Social Security Benefits of Immigrants and U.S. Born
ISSUES IN THE ECONOMICS OF INTEGRATION, George J. Borjas, ed., Univ. of Chicago Press, NBER, 2000
Posted: 31 Mar 2000
For each year of work under the Social Security System, immigrants realize a higher benefit than U.S. born, even when their earnings are identical in all years the immigrant has been in the U.S. Two features of the social security benefit calculation are responsible for the relatively favorable treatment of immigrants: the social security benefit formula transfers benefits toward those with low lifetime covered earnings, and all years an immigrant spends outside the U.S. are treated as years of zero earnings. Immigrants with high earnings who have worked in the U.S. for only a decade or two benefit most from these procedures.

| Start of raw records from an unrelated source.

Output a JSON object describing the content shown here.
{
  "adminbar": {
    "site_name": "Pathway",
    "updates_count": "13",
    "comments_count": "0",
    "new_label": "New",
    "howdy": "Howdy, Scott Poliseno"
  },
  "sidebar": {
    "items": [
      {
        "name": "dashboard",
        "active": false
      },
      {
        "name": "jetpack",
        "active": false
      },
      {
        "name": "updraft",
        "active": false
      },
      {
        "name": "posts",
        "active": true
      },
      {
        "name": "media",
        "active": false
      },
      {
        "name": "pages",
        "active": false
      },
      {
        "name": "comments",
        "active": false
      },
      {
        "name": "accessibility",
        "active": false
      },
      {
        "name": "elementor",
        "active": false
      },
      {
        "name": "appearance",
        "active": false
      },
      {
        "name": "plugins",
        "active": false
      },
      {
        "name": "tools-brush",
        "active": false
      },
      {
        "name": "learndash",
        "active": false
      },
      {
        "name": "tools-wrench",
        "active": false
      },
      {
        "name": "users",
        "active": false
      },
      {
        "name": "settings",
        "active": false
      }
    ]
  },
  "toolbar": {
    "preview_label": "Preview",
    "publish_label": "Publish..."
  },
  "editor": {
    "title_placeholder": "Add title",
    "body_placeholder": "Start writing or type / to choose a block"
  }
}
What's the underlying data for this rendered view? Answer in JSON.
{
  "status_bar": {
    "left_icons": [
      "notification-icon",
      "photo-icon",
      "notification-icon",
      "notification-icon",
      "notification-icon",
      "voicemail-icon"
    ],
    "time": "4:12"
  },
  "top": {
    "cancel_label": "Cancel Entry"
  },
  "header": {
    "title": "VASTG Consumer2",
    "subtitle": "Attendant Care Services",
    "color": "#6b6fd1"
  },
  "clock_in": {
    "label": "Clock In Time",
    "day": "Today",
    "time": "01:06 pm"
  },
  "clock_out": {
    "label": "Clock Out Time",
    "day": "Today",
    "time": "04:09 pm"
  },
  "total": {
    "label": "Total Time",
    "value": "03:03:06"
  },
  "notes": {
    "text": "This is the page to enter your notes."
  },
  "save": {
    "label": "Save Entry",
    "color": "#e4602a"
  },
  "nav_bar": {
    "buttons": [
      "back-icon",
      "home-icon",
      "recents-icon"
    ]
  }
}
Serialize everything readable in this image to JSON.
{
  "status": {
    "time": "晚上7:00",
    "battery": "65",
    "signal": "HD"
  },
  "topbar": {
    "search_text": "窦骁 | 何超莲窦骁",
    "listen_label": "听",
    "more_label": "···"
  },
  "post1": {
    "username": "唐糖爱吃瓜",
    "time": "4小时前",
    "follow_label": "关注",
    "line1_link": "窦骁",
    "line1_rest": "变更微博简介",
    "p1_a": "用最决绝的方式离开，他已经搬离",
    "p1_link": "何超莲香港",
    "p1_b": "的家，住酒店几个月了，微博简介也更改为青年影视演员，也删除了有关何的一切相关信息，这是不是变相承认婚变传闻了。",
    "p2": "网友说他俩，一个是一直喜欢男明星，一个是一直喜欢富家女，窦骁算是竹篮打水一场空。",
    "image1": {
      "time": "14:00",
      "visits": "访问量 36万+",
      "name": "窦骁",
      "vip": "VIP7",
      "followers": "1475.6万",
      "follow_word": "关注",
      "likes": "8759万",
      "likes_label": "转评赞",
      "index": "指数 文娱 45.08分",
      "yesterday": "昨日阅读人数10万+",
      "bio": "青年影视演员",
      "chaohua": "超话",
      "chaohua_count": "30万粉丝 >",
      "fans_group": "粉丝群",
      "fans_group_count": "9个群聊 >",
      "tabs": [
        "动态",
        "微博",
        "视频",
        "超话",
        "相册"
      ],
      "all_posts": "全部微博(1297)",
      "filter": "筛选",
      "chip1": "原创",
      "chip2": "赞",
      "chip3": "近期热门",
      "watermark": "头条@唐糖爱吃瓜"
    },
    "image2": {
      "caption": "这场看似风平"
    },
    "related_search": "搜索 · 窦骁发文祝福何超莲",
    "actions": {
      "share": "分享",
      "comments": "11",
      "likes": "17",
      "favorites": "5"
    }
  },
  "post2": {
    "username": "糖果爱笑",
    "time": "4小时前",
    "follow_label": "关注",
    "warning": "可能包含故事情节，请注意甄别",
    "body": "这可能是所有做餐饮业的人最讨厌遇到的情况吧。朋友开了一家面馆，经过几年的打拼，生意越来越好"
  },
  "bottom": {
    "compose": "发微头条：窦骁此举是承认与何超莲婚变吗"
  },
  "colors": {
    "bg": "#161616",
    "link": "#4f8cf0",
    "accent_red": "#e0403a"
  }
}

If instead, earnings were averaged only over the years an immigrant resides in the U.S., and benefits were prorated based on the share of a 35 or 40 year base period spent in residence, immigrants would receive the same return on their social security taxes as U.S. born who have the same earnings in each year. For a sample from the Health and Retirement Study, a group born from 1931 to 1941, prorating reduces the social security benefits of immigrants by 7 to 15 percent. For immigrants who entered in the 1980's, the comparable reductions in benefits would be over 30 percent.
It is difficult to justify the current procedures determining social security benefits for immigrants on the basis of income or wealth differences between U.S. and foreign born. Among HRS respondents, mean total wealth of immigrants is 92 percent of the mean total wealth of U.S. born, while the mean income of immigrants exceeds the mean income of U.S. born by 3 percent. But income and wealth are less evenly distributed among foreign born than U.S. born. The top quarter among foreign born have higher incomes than U.S. born and similar wealth, while the bottom quarters of foreign born have lower wealth and income than U.S. born.
Depending on whether the appropriate period for calculating benefits is taken to be 35 or 40 years, prorating would reduce the present value of benefit payments to the cohort of immigrants born from 1932 to 1941 (91 percent of the HRS cohort) by $7.5 billion or $15 billion, respectively. The 1932 to 1941 cohort represents one seventh of all foreign born who are now 25 to 64.
One can also ask whether, from a purely selfish financial viewpoint, if U.S. born participants would have preferred to have immigrants from the HRS cohort included in social security. The answer is yes. Despite the better deal they receive, like U.S. born participants in the HRS cohort, most immigrants in the HRS cohort will pay more in taxes than they will receive in benefits, although just barely. Taxes received from immigrants who subsequently emigrate without collecting benefits tip the balance in favor of including immigrants from the HRS cohort.
JEL Classification: J14, J26, H55, F22
Suggested Citation: Suggested Citation